At Powell’s, pleased to see people of all ages roaming the aisles which are carefully numbered and mapped out.  Thought about what a map of my traveling bookstore might look like if I designed one. Although my bookstore has only one aisle, it does offer diversity of place.  The map would need to incorporate those places in various times.  Powell’s has one map as its aisles ( and bookstore) are stationary.  A map of St. Rita’s Traveling Bookstore would obviously require more advanced cartographic techniques.

Appreciated Amtrak‘s customer service, especially Libbi in Portland who helped out with muddled reservations, the woman at the Sacramento station who arranged for a forty-eight mile taxi ride so we could make our connection, and the Amtrak bus driver between Bakersfield and LA who had a lovely smile, purple braids and made us feel warmly welcomed despite the damp weather.  In general, nearly everyone encountered renewed our faith in humanity: the waitstaff at Milo’s, Don at Robertson & Sons Violin Shop, the man at Smyths Accordions who didn’t mind us all squeezed into the tiny showroom as Ray tried out various accordions.

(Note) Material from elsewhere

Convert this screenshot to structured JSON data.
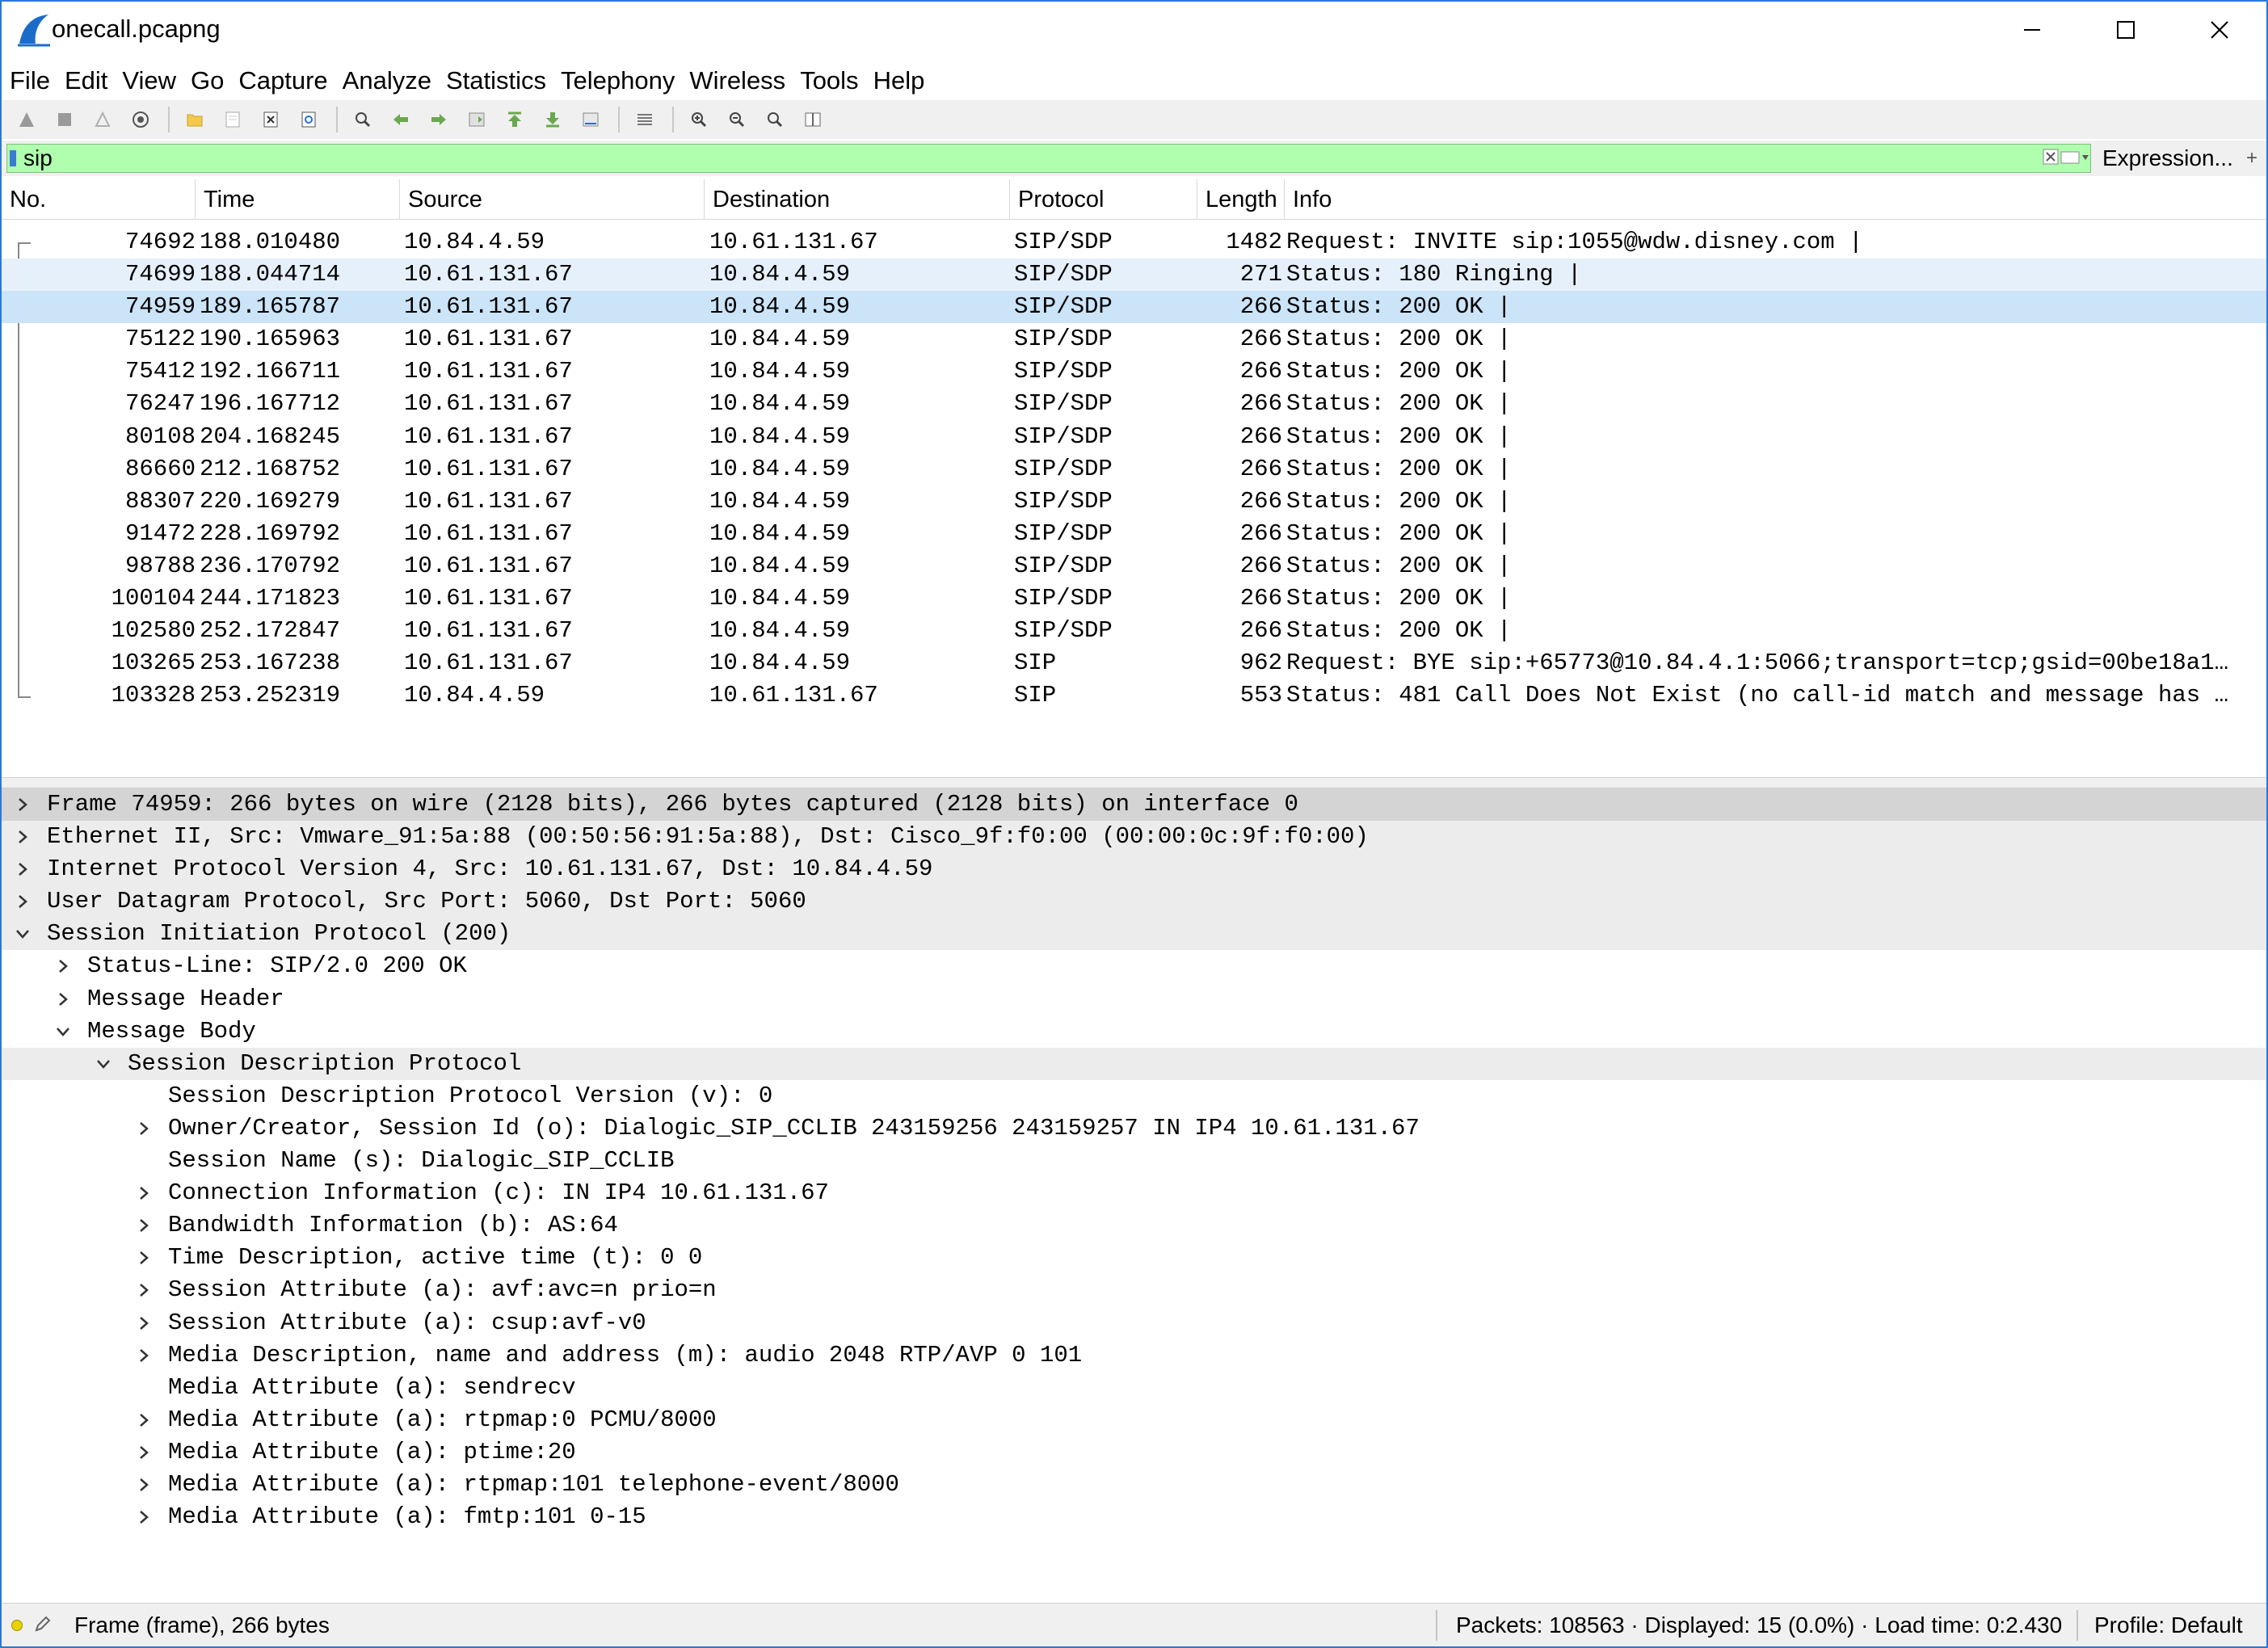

Arriving home inspired to try harder, to start planning the spring bookstore trip heading south, and to be kinder to people met by chance on the road.

 

 

A new venture

We started a new book club in the Tobacco Valley.  It’s called the Open Book Club because you don’t have to RSVP to attend. You just have to read the book and show up to talk about it at HA Brewery. Okay…so maybe there are a few more suggestions.  You should show up by 2:00pm when it starts and only one person talks at a time.  No doubt this is something many of us heard growing up (“Let them finish – don’t interrupt”). When there is a group discussion, listen to the person talking before adding your ideas.  img_0840

Today was the first meeting and it did go well.  People showed up and we had a great conversation. The book was Ivan Doig’s The Sea Runners which seemed like the ideal story to begin a new venture with.  We set out without knowing exactly where we were going.  No idea what we might run into. None of us knew who might be there to take part.  Eight readers showed up for this first one – a hearty group to begin the adventure.  At the end of the discussion, different individuals took on a month they will be responsible for. This means selecting the book and promising to be there for that month’s discussion.

This is an interesting community activity I hope other communities are trying.  It might be easy to have a book club where we know each other well like an old shoe.  Its comfortable. You know what to expect. But an Open Book Club where you aren’t really sure what the person sitting next to you thinks – helps push the envelope on communication skills.  And perhaps it brings up ideas you hadn’t considered. The people at the table aren’t old friends you met with monthly for years, but whoever wanted to talk about Doig’s book this particular Sunday afternoon.  One woman at today’s gathering brought a marine atlas so we could look at Canada’s western coastline to better imagine what the men faced as they canoed from Alaska to Oregon.

I already look forward to next month.

Feb 17: Soundings: The Story of the Remarkable Woman Who Mapped the Ocean Floor by Hali Felt (Collins)

March 17: White Waters and Black by Gordon MacCreagh (Schloeder)

April 21: Utopia by Thomas More (Elrod)

May 19:  Devotion: An Epic Story of Heroism, Friendship and Sacrifice by Adam Makos (Hvizdak))

June 16: The Dollmaker by Harriette Arnow (Gill)

July 21: East of Eden by John Steinbeck (Hindle)